Mark Liptak
4 months ago

Keep McCann, a proven big league player. Collins still has time and options so he can start in Charlotte or possibly be involved in a July trade deadline deal for a player with more experience.

I don’t necessarily want to see Collins go but if the Sox do have a chance this season for the post season (doubtful but you never know) he could bring back a valuable piece.

If not he’ll be on the roster next year when McCann is gone.

wilburwoodwastheman
wilburwoodwastheman
4 months ago

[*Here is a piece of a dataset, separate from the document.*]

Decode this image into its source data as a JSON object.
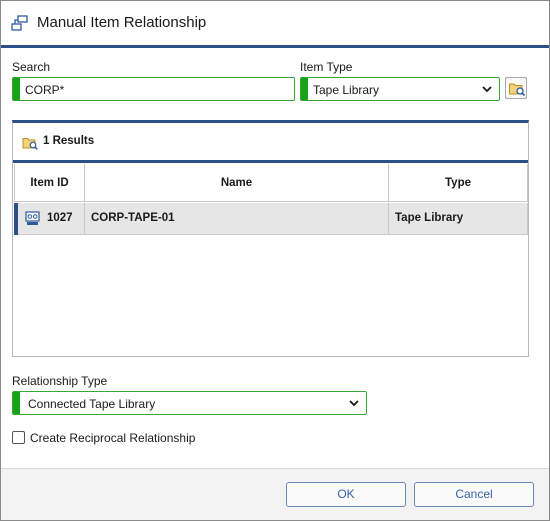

I love the idea of protecting McCann by using him as Giolitto’s personal catcher and additional favorable at-bats. He could have tremendous trade value if Ricky uses him well. Meanwhile, Collins gets the 1st half to catch everyday in Charlotte and show improvement. If he develops his defense as he should, he is ready to step into that backup catcher role and McCann can be traded for value. If not, Collins is poised to claim the DH/backup 1B role, for the Sox or someone else. In the end, I really hope the Sox expend every effort to finish the development… Read more »

Christmastime
Christmastime
4 months ago

To say Collins has nothing left to prove in AAA is a stretch. Since hasn’t learned to catch yet.